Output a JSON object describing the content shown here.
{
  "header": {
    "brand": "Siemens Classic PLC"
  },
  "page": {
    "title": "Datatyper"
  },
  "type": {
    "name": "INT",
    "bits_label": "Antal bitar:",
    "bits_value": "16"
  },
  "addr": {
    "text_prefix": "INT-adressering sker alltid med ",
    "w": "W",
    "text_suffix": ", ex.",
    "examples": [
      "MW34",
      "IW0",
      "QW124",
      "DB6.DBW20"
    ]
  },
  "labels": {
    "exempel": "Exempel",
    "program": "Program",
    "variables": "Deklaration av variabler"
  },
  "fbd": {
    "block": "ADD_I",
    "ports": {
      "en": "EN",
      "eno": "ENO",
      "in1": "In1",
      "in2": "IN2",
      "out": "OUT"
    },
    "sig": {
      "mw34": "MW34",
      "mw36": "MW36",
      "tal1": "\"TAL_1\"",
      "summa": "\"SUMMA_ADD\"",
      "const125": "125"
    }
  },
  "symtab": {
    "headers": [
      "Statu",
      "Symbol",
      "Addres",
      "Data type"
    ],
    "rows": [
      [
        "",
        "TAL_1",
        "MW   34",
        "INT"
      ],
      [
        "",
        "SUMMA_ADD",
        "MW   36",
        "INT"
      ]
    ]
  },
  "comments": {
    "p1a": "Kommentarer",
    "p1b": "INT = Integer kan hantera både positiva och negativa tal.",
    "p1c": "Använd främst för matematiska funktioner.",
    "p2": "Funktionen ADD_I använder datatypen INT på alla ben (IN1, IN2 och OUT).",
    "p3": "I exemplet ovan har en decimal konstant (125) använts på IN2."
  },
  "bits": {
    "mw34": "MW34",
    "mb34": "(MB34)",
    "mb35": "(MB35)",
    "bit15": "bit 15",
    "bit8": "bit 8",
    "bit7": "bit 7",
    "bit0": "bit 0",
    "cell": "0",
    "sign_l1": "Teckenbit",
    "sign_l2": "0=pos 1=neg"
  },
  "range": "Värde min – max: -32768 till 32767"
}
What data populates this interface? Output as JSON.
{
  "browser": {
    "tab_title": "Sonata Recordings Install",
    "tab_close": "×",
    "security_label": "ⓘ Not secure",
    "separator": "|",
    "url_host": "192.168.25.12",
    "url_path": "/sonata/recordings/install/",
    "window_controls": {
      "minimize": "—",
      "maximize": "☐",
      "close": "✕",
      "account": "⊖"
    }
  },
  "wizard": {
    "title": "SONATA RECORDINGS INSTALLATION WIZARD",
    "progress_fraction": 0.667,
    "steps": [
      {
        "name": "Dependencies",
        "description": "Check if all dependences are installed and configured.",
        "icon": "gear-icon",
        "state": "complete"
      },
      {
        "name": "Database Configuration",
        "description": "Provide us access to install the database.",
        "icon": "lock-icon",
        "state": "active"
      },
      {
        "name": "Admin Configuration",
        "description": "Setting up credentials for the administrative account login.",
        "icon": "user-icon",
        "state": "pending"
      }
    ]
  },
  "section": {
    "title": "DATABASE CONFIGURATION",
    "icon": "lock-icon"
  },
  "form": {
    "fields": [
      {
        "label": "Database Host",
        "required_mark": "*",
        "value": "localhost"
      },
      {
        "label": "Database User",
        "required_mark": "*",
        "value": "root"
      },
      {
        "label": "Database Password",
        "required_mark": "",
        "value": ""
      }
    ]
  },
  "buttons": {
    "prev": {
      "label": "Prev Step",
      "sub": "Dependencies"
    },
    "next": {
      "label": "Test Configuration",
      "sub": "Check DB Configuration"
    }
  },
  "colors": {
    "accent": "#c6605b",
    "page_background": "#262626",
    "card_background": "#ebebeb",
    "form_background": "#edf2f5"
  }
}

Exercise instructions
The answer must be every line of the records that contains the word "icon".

Answer space
        "icon": "gear-icon",
        "icon": "lock-icon",
        "icon": "user-icon",
    "icon": "lock-icon"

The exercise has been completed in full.